One problem you will run into is that many sellers just want to be done with having to deal with the property. They don’t want to have to deal with anything once they unload it to someone. Actually when you think about it, what difference does it really make whether you remain in the contract or someone else takes it over? Either way the seller has a risk of either party performing. It’s just that they assume since you are an investor that you are more credible than the average wannabe homeowner. For all they know you could be the one with lousy credit and the buyer you want to assign to would be a much better risk to them! Of course you couldn’t tell them that without losing the deal though.

My contract is subject to me finding a suitable tenant to place into the property. So before I become obligated to the contract I have to find a buyer first. Meanwhile the seller has to continue making the payments until I find someone. Usually I have 60 - 90 days to do this. Then I either negotiate for more time if I haven’t found someone or just walk away.

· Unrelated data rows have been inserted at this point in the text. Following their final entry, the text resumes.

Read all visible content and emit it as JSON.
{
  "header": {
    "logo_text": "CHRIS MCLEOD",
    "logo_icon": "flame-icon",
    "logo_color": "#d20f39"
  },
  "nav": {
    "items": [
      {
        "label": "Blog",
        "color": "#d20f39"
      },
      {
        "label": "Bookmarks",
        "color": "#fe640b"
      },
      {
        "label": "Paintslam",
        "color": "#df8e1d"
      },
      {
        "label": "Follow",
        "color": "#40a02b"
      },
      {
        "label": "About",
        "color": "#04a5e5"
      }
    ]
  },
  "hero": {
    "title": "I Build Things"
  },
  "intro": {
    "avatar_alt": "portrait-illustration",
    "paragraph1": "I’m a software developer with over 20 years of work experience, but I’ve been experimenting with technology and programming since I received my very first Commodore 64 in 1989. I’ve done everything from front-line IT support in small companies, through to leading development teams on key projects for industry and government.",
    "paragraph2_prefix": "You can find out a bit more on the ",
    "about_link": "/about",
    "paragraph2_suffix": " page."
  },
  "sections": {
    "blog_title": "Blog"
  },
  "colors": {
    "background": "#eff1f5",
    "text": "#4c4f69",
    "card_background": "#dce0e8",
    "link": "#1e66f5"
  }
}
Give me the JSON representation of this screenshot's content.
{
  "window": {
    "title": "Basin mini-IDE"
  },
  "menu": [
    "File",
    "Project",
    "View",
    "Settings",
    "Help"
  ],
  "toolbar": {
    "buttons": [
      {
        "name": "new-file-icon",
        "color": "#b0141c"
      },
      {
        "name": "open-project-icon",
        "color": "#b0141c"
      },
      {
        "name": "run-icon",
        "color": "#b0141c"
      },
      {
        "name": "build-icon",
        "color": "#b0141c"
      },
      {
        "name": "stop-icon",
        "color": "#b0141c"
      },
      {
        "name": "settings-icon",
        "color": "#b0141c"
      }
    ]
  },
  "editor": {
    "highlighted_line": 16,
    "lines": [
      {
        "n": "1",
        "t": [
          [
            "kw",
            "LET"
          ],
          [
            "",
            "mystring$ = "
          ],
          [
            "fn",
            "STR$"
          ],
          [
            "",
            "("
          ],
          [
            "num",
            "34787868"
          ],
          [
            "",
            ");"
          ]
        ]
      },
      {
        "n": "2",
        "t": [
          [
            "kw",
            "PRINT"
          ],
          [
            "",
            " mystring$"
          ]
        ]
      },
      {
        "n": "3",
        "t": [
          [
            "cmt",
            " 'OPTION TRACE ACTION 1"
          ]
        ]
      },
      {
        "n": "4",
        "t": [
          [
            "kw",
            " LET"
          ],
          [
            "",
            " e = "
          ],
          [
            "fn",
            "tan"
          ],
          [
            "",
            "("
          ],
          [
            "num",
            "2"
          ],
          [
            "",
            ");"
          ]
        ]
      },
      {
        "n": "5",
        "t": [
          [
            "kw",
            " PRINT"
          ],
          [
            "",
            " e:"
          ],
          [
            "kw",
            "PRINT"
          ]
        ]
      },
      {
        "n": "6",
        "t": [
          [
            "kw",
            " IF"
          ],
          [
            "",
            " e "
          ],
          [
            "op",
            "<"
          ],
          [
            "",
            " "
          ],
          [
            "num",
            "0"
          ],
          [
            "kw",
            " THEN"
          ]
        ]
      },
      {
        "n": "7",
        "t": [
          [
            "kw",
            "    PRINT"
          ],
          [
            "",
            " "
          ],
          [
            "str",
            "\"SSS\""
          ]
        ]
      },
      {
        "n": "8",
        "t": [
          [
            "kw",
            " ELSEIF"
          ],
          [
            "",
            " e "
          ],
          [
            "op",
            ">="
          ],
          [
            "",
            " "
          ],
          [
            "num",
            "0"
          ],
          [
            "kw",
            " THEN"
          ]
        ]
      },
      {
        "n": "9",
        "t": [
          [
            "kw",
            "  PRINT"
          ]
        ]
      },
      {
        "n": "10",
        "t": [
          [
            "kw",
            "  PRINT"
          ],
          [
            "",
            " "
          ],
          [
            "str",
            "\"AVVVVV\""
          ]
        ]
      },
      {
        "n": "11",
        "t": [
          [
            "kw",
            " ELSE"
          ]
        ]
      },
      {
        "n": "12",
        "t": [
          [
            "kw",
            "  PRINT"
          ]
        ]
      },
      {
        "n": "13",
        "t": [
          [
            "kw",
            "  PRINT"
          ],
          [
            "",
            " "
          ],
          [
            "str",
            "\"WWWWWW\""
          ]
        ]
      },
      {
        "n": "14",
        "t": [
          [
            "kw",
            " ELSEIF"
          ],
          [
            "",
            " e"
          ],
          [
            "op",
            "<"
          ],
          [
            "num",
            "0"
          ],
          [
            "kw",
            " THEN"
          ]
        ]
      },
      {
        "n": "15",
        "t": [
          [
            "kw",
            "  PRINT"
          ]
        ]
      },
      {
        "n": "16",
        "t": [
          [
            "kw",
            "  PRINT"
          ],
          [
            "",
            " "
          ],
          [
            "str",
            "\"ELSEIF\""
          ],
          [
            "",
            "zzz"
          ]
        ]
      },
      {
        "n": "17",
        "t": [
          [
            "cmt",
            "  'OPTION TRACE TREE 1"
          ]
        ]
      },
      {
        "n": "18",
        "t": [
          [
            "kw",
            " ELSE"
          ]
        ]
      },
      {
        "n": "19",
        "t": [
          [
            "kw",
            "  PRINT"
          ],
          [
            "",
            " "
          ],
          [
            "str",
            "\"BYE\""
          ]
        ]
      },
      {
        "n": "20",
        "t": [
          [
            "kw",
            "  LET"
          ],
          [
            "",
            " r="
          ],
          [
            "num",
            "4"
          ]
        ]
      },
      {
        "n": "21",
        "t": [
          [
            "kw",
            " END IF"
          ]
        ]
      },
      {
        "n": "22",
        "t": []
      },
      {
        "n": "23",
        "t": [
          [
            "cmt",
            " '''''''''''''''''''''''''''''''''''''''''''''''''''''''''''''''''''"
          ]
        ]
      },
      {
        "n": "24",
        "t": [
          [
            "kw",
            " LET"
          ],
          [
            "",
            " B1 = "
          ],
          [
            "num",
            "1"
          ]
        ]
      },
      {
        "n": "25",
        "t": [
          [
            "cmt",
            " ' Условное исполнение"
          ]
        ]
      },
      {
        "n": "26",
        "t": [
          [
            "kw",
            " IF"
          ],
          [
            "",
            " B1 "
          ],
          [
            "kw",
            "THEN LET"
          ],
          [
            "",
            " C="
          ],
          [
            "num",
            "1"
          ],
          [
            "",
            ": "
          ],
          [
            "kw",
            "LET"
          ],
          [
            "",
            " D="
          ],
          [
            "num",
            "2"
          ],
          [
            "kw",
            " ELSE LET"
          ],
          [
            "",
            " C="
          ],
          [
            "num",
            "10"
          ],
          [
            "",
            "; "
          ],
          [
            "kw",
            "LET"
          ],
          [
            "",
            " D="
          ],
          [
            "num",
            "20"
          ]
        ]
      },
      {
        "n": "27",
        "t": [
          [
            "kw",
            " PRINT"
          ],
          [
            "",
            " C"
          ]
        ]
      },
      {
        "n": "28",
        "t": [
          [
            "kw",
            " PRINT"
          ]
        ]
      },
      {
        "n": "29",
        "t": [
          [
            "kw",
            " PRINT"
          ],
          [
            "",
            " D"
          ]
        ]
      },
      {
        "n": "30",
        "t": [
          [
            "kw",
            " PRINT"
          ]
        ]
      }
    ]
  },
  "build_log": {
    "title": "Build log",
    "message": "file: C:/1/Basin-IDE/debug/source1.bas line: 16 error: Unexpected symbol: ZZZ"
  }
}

Usually what seems to work best is when I find someone I want to assign to, I go back and approach the seller about it. I say, Mr. Seller, I have some good news but there is a small problem. As you know I’m in business to make a profit. But there are times when my making a profit isn’t always for the best interest for everyone involved. I have someone who really wants the home but based on what they can afford there wouldn’t be any room left to make myself enough profit to justify my staying involved with the deal. I’ve checked this buyer out and everything looks good as far as them being able to qualify for a loan within the next few years. They can afford to pay what I have contracted to pay you per our agreement, but they can’t afford to pay any more than that. So for me this wouldn’t work and I would have to just wait until I found someone else that can afford to pay enough to justify my risk in this. I know how you really need to get out from under those payments so I feel it would be in your best interest if I just allowed this buyer to step in and take over my contract I have with you. They would be able to pay me a little something to where I would recover my expenses with the marketing I’ve spent on this and walk away with a small something for my troubles. They could start making payments right away where you will no longer have to come up with that money yourself while waiting until I found someone that had more money. I can have everything set up with an escrow to where you wouldn’t have to be bothered with anything. The buyer would forward their payments to the escrow and they would send your payments from that to your lender to insure your payments are being made on your loan until they are ready to get financing and pay you off by exercising their option. Of course, if you feel to uncomfortable about me not staying involved in the deal and you dealing with these buyers after I’m out of picture, then I understand. I can just tell this buyer no and I’ll keep looking until I find someone else that can afford to pay more so I can justify my risk involved! I just can’t guarantee how long that may take. I just hate to see someone that is qualified get away just because they can’t afford to pay more so I can profit. But I’d be glad to keep looking if that is what you would prefer! :slight_smile:

What’s the seller going to say? NO, let the buyer walk away and you keep looking until you can make enough money off my property while I keep making the payments on it??? Hey, you never know, but more than likely they will jump on getting someone in there that can start paying now. Especially if you already qualified them and have everything set up with an escrow and through your mortgage broker to get them financing in the near future. Otherwise if the seller won’t go along with it then you still have the option of walking away once your 60 or 90 days is up to find someone. You only lost your advertising costs and some time.